What is Chronic Fatigue Syndrome?
Chronic fatigue syndrome affects more than one million people in the United States. There are tens of millions of people with similar fatigue-related illnesses, who do not fully meet the strict research definition of chronic fatigue syndrome, and so it excludes many people who actually suffer from this disorder.
CFS is a malfunction of the pituitary, a pea-sized gland at the base of the skull, which regulates all our hormones. The research definition of CFS is as follows: Clinically evaluated, unexplained, persistent, or relapsing chronic fatigue that is of new or definite onset (has not been lifelong); is not the result of ongoing exertion; is not substantially alleviated by rest; and results in a substantial reduction in previous levels of occupational, educational, social, or personal activities.
In order to diagnose this disorder, four or more of the following symptoms should occur, all of which must have persisted or recurred during six or more consecutive months of illness and must not have predated the fatigue:

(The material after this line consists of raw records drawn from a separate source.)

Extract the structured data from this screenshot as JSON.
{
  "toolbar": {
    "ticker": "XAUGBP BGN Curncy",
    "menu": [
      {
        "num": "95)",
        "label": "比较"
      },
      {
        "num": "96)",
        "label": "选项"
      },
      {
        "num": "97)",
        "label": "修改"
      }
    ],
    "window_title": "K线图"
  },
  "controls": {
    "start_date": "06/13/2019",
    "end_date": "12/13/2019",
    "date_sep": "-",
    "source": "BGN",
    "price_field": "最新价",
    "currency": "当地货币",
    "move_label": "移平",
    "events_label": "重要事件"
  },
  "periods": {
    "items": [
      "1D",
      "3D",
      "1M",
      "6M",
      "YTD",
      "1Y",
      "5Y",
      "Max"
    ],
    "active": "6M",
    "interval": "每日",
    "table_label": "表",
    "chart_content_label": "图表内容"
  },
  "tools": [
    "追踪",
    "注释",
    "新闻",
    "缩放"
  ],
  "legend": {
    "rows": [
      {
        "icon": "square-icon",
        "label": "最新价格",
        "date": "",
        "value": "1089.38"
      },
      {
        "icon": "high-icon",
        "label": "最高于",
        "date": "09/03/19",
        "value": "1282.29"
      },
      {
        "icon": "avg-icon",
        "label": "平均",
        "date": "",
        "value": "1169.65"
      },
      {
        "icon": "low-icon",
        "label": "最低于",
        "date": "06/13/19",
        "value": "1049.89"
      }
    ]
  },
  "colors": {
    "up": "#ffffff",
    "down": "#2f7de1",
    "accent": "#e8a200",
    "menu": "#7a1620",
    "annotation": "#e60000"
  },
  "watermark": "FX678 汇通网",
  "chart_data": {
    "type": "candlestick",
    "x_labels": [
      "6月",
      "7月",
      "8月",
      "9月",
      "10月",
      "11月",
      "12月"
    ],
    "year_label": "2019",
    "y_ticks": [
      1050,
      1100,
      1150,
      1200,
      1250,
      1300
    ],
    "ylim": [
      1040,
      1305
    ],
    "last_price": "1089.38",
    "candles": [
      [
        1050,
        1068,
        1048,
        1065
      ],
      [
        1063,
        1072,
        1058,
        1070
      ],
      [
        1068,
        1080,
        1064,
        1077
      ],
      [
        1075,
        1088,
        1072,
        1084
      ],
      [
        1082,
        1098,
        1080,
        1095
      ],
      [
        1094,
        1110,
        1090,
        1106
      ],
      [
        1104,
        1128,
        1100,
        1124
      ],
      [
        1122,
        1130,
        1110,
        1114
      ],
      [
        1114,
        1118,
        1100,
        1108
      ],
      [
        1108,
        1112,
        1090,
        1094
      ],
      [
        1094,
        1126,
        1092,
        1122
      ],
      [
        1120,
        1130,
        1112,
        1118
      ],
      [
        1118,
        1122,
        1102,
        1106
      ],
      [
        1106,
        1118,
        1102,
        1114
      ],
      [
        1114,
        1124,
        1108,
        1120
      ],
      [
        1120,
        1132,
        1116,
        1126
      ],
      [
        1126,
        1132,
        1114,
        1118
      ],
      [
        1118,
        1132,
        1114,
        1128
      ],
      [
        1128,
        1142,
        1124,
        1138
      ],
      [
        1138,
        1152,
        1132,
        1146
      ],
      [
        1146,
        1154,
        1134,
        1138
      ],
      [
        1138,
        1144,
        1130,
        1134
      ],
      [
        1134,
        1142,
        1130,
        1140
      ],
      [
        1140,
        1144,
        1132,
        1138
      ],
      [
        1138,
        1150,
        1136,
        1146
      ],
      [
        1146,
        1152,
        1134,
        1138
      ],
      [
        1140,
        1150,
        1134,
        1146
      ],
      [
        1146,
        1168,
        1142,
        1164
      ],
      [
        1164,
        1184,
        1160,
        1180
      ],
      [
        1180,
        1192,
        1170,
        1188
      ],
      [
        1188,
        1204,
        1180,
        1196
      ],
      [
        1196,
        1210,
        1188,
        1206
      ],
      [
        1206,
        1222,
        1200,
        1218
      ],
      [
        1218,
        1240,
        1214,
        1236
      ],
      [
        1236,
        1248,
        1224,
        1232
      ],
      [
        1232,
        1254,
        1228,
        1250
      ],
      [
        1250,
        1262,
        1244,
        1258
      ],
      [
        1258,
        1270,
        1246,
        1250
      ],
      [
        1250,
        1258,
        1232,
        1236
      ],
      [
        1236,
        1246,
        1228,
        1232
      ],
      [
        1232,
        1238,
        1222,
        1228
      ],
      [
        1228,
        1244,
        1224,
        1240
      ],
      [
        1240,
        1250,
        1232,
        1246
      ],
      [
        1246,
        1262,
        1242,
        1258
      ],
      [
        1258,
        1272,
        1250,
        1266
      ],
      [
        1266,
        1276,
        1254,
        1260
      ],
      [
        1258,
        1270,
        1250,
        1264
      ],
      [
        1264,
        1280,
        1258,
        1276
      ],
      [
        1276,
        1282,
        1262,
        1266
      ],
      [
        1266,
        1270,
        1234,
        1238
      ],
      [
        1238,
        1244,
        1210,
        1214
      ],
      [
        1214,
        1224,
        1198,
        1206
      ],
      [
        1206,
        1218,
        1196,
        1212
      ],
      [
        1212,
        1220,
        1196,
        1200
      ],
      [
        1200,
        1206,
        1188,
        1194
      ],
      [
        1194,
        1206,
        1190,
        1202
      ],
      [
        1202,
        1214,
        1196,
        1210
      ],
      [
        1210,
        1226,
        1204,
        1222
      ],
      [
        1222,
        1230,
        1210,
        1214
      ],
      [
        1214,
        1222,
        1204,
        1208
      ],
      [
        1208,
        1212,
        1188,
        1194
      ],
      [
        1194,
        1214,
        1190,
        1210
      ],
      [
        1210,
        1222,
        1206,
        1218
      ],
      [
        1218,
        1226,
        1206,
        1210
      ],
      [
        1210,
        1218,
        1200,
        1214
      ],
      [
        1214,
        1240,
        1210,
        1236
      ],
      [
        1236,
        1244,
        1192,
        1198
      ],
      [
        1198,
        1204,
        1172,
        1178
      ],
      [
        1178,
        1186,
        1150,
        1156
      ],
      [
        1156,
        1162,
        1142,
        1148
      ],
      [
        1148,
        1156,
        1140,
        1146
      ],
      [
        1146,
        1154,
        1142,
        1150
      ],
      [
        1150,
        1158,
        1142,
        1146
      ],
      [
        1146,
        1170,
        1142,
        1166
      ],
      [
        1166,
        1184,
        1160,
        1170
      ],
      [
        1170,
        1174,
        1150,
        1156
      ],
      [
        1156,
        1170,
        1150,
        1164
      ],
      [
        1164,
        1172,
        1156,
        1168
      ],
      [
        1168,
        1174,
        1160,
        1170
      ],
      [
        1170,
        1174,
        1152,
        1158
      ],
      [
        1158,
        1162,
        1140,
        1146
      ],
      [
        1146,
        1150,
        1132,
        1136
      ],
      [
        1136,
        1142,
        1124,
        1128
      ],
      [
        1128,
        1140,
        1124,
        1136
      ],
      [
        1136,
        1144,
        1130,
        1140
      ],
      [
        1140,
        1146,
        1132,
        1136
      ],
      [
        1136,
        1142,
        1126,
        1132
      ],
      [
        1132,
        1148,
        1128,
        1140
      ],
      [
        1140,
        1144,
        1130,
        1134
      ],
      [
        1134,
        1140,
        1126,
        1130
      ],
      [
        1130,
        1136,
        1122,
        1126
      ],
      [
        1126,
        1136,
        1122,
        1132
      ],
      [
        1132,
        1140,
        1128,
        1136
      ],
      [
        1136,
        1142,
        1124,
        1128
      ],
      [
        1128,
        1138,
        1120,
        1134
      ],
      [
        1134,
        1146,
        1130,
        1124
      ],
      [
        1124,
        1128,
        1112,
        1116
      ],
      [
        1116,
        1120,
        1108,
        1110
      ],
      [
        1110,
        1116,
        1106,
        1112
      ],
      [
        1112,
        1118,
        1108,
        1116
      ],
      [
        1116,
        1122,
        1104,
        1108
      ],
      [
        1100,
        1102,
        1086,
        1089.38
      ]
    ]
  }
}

- Self-reported impairment in short term memory
- Sore throat
- Tender cervical or axillary lymph nodes
- Muscle pain
- Multijointed pain without joint swelling or redness
- Headaches of a new type, pattern, or severity
- Non-refreshing sleep
- Post-exertional malaise lasting more than twenty-four hours
When faced with patients suffering from CFS most doctors are at loss. In a poorly informed attempt to relieve symptoms, they might prescribe antidepressants, muscle relaxants, pain pills or sleep medications. None of these will resolve the condition and side effects may make you feel worse. Lack of standardized testing for CFS and unidirectional approaches are often the factors that contribute to failure in treating this illness.
What Are the Symptoms of Chronic Fatigue Syndrome?
Symptoms can be very similar to the ones experienced by Fibromyalgia sufferers and up to 70% of patients actually suffer from both conditions. Symptoms include fatigue that does not go away with sleep, difficulty getting restful sleep, pain, stiffness, and tender spots in muscles and/or joints. Also, one may suffer from headaches, sore throat, flu-like feeling, weight gain, digestive problems, mental fog, and poor concentration.
Unfortunately, many individuals and physicians continue to deny that this syndrome is a legitimate disease. The medical literature is, however, very clear in proving the opposite; individuals with this disorder have measurable hypothalamic, pituitary, immune, and coagulation dysfunction. These abnormalities then result in a cascade of further abnormalities, in which stress plays a role by suppressing immunity and hypothalamic-pituitary function. This results in multiple hormonal deficiencies and opportunistic infections like yeast overgrowth, which contribute to the worsening of symptoms.
Patients treated at the Holtorf Medical Group for CFS have seen an average of 7.2 different physicians prior to their visit to our center, without experiencing significant improvement. After following Holtorf Medical Group’s multi-system treatment, 94% of patients have overall improvement by the fourth visit, and the energy level and sense of well-being doubled as well.
The effectiveness of this multi-system treatment was further confirmed through the analysis of the cumulative findings of over 40 independent physicians and over 5,000 patients.
Watch this short video below with Dr. Kent Holtorf explaining the symptoms, diagnosis, and treatment of CFS.